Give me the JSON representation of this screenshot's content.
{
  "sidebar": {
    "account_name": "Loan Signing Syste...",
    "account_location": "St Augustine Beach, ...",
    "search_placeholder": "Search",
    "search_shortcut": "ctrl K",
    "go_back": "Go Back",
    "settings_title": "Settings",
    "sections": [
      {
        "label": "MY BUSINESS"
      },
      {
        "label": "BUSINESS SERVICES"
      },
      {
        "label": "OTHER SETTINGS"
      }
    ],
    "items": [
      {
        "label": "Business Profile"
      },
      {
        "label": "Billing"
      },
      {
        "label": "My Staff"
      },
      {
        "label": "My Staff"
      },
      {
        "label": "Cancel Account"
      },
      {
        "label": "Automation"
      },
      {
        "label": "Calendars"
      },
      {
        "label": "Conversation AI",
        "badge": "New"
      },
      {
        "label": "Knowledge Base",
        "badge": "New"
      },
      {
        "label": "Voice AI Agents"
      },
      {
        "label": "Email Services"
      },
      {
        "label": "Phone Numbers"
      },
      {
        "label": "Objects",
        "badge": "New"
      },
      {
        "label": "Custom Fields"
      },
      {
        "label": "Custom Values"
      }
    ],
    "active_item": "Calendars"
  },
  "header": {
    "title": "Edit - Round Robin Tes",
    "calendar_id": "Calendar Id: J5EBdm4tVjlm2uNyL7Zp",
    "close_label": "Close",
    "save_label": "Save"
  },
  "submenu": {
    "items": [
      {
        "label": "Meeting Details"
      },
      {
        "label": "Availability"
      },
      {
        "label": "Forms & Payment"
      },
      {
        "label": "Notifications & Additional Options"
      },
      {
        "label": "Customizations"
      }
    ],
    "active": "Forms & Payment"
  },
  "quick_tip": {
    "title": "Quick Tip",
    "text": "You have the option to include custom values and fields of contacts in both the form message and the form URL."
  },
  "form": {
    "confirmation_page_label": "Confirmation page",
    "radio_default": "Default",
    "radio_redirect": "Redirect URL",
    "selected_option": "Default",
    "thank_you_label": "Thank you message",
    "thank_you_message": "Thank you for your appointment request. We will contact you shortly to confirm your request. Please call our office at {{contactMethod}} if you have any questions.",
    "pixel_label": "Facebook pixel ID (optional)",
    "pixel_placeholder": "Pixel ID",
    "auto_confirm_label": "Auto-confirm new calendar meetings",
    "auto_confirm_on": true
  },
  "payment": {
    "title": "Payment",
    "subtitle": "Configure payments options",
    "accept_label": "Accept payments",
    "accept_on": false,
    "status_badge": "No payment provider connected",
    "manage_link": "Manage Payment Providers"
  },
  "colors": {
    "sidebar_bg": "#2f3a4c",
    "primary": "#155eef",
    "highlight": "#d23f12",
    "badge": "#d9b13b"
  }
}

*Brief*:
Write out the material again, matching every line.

*Reply to the exercise*:
Give me the JSON representation of this screenshot's content.
{
  "sidebar": {
    "account_name": "Loan Signing Syste...",
    "account_location": "St Augustine Beach, ...",
    "search_placeholder": "Search",
    "search_shortcut": "ctrl K",
    "go_back": "Go Back",
    "settings_title": "Settings",
    "sections": [
      {
        "label": "MY BUSINESS"
      },
      {
        "label": "BUSINESS SERVICES"
      },
      {
        "label": "OTHER SETTINGS"
      }
    ],
    "items": [
      {
        "label": "Business Profile"
      },
      {
        "label": "Billing"
      },
      {
        "label": "My Staff"
      },
      {
        "label": "My Staff"
      },
      {
        "label": "Cancel Account"
      },
      {
        "label": "Automation"
      },
      {
        "label": "Calendars"
      },
      {
        "label": "Conversation AI",
        "badge": "New"
      },
      {
        "label": "Knowledge Base",
        "badge": "New"
      },
      {
        "label": "Voice AI Agents"
      },
      {
        "label": "Email Services"
      },
      {
        "label": "Phone Numbers"
      },
      {
        "label": "Objects",
        "badge": "New"
      },
      {
        "label": "Custom Fields"
      },
      {
        "label": "Custom Values"
      }
    ],
    "active_item": "Calendars"
  },
  "header": {
    "title": "Edit - Round Robin Tes",
    "calendar_id": "Calendar Id: J5EBdm4tVjlm2uNyL7Zp",
    "close_label": "Close",
    "save_label": "Save"
  },
  "submenu": {
    "items": [
      {
        "label": "Meeting Details"
      },
      {
        "label": "Availability"
      },
      {
        "label": "Forms & Payment"
      },
      {
        "label": "Notifications & Additional Options"
      },
      {
        "label": "Customizations"
      }
    ],
    "active": "Forms & Payment"
  },
  "quick_tip": {
    "title": "Quick Tip",
    "text": "You have the option to include custom values and fields of contacts in both the form message and the form URL."
  },
  "form": {
    "confirmation_page_label": "Confirmation page",
    "radio_default": "Default",
    "radio_redirect": "Redirect URL",
    "selected_option": "Default",
    "thank_you_label": "Thank you message",
    "thank_you_message": "Thank you for your appointment request. We will contact you shortly to confirm your request. Please call our office at {{contactMethod}} if you have any questions.",
    "pixel_label": "Facebook pixel ID (optional)",
    "pixel_placeholder": "Pixel ID",
    "auto_confirm_label": "Auto-confirm new calendar meetings",
    "auto_confirm_on": true
  },
  "payment": {
    "title": "Payment",
    "subtitle": "Configure payments options",
    "accept_label": "Accept payments",
    "accept_on": false,
    "status_badge": "No payment provider connected",
    "manage_link": "Manage Payment Providers"
  },
  "colors": {
    "sidebar_bg": "#2f3a4c",
    "primary": "#155eef",
    "highlight": "#d23f12",
    "badge": "#d9b13b"
  }
}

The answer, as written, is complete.